◆ **WHAT TO WORK ON**
From the entries, copy every line that carries the string "Physics".

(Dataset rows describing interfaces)
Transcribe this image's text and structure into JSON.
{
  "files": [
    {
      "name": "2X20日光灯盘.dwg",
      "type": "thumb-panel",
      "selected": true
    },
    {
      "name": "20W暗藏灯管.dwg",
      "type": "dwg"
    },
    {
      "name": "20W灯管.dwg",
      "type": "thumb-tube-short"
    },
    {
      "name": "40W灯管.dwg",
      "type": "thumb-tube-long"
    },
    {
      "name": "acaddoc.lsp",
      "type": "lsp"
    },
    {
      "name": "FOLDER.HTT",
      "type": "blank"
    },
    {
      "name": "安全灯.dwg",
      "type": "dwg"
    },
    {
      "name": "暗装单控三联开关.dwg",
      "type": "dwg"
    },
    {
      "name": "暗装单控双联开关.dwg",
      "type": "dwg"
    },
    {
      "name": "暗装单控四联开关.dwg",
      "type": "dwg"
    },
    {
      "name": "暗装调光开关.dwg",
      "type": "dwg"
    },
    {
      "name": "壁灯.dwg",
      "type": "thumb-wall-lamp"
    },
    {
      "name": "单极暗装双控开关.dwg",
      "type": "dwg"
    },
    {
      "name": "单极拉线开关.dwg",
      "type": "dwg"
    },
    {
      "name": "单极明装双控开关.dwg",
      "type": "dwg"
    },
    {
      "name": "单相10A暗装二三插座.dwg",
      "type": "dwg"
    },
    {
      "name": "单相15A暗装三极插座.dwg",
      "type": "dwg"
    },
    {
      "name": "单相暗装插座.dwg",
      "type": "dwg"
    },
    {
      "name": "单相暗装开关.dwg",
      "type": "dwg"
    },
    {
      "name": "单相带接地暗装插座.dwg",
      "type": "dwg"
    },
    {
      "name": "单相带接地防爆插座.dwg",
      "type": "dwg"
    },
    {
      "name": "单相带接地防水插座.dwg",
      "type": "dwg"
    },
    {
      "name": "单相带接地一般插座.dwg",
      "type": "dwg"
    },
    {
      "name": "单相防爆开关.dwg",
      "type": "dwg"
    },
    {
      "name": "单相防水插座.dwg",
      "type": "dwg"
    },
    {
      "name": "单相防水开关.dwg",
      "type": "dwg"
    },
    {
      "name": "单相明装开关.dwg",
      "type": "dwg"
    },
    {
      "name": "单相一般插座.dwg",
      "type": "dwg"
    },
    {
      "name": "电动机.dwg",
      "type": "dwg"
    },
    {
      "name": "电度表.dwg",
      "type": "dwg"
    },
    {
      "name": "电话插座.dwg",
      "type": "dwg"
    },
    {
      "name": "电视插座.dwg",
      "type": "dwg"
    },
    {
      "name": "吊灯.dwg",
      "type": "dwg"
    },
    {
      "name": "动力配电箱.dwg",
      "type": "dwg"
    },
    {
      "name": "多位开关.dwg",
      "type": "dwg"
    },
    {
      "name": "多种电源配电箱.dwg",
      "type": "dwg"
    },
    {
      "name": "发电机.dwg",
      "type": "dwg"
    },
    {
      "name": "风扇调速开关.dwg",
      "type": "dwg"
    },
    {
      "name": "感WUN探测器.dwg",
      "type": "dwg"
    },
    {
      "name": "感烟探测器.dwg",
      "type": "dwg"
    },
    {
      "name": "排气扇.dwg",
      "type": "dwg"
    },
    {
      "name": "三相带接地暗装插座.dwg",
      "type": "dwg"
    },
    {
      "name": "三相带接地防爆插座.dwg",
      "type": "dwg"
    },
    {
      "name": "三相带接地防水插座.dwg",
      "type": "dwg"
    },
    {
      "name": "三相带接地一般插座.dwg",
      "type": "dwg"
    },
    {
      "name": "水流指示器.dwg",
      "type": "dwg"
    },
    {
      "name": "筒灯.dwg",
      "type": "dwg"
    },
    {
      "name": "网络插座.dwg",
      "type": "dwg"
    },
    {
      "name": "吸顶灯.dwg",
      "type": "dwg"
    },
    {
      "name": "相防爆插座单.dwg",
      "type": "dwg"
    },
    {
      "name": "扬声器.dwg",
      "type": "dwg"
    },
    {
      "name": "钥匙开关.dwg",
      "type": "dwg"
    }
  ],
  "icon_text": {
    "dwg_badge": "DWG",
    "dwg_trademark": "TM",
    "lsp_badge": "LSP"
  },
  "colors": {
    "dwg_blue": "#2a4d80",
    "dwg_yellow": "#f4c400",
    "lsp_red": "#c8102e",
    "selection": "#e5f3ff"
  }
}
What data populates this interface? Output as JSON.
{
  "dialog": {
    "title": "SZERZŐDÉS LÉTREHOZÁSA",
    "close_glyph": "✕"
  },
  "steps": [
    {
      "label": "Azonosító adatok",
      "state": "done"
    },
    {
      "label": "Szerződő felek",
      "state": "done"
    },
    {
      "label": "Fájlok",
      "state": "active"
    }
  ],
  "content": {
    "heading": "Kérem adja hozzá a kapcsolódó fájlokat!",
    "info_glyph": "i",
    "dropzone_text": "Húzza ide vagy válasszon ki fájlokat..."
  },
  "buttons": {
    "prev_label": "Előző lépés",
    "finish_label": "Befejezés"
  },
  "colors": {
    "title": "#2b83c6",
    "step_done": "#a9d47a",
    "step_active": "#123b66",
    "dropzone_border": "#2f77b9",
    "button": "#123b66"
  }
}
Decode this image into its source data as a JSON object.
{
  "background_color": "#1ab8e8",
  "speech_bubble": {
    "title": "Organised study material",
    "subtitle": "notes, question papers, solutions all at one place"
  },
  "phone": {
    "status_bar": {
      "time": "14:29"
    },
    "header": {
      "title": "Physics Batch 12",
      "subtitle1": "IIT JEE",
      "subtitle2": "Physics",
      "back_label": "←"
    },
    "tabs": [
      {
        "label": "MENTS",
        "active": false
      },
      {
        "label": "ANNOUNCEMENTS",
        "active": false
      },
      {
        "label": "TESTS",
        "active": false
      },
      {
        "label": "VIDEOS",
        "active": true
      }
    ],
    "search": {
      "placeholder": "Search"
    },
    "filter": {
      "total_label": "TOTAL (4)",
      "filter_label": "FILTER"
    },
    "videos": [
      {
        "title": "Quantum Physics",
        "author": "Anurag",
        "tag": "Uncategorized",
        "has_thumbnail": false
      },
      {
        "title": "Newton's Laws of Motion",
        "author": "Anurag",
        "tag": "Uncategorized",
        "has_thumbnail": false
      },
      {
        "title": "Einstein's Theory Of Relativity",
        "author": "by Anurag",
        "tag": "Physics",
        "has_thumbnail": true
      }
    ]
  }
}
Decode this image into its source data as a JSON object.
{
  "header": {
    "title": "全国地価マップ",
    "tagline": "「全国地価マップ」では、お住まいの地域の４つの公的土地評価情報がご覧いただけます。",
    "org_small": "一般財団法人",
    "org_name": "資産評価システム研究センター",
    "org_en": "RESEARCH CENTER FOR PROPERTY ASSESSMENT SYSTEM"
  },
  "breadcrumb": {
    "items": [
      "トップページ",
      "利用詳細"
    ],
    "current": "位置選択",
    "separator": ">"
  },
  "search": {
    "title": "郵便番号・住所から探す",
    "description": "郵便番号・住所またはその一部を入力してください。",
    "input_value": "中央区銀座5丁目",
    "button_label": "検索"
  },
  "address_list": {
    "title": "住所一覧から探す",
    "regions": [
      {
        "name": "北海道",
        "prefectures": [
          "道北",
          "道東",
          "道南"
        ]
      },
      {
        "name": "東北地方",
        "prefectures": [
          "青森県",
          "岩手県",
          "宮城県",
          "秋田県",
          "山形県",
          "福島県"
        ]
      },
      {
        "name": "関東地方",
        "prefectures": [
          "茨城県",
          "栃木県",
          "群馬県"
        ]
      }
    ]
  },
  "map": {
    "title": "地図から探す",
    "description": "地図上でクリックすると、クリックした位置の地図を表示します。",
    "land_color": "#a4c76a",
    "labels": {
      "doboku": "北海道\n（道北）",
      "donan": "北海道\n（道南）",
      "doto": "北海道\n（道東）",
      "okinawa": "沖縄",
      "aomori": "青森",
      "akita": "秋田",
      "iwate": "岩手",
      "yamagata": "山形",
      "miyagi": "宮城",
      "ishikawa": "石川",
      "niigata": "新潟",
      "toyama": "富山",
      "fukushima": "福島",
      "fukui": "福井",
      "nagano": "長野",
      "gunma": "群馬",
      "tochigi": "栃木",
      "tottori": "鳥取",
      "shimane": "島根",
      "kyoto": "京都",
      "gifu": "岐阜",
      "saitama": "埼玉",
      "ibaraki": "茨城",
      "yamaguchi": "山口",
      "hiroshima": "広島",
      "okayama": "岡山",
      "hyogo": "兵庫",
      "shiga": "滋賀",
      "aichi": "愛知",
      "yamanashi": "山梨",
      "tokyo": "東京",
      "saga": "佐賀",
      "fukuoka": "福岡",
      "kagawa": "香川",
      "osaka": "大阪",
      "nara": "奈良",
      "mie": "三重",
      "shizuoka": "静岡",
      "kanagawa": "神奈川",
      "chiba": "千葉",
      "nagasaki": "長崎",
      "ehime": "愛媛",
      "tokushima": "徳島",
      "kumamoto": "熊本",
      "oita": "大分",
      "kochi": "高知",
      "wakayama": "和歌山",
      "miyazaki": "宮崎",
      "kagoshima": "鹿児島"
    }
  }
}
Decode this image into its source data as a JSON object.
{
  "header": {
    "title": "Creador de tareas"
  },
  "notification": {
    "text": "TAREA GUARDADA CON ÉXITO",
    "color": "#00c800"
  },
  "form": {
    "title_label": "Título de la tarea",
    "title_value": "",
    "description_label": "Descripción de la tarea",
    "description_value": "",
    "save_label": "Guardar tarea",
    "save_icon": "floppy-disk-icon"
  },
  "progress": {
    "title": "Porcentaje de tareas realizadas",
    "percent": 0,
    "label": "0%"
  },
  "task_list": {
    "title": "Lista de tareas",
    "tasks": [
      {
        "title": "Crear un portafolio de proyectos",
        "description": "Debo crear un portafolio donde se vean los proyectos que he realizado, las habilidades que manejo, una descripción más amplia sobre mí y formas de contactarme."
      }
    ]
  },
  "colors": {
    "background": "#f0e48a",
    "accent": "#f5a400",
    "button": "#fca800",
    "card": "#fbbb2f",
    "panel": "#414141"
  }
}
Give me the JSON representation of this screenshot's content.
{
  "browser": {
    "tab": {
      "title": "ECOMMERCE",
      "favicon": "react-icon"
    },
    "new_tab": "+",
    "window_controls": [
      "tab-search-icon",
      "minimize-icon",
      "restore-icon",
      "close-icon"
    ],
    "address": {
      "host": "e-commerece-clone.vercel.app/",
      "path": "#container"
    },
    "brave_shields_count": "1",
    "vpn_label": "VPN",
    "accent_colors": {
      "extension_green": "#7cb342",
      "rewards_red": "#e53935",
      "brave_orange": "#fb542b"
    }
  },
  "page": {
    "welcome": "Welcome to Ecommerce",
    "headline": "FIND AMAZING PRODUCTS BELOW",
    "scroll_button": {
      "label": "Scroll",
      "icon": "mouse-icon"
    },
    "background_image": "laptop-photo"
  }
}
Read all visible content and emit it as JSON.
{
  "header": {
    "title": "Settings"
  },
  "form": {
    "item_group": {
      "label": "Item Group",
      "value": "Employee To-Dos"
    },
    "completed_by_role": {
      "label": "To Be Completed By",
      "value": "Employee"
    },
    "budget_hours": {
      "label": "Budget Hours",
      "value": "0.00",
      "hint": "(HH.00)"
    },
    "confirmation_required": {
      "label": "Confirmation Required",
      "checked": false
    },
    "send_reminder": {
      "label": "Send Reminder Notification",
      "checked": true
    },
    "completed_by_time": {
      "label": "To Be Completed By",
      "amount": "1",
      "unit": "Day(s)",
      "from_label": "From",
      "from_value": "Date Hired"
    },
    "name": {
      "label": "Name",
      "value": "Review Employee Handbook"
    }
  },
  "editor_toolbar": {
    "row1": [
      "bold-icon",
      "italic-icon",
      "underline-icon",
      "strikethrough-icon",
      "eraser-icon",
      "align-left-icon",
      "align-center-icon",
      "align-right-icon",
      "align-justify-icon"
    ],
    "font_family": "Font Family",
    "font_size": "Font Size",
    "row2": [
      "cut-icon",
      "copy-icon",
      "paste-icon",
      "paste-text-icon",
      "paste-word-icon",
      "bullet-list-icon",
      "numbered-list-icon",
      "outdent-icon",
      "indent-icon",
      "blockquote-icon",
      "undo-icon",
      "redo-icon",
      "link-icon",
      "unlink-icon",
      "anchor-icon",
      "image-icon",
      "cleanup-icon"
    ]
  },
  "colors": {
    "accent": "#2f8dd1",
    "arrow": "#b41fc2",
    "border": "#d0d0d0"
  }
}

◆ **RESPONSE FOR THIS EXERCISE**
      "title": "Physics Batch 12",
      "subtitle2": "Physics",
        "title": "Quantum Physics",
        "tag": "Physics",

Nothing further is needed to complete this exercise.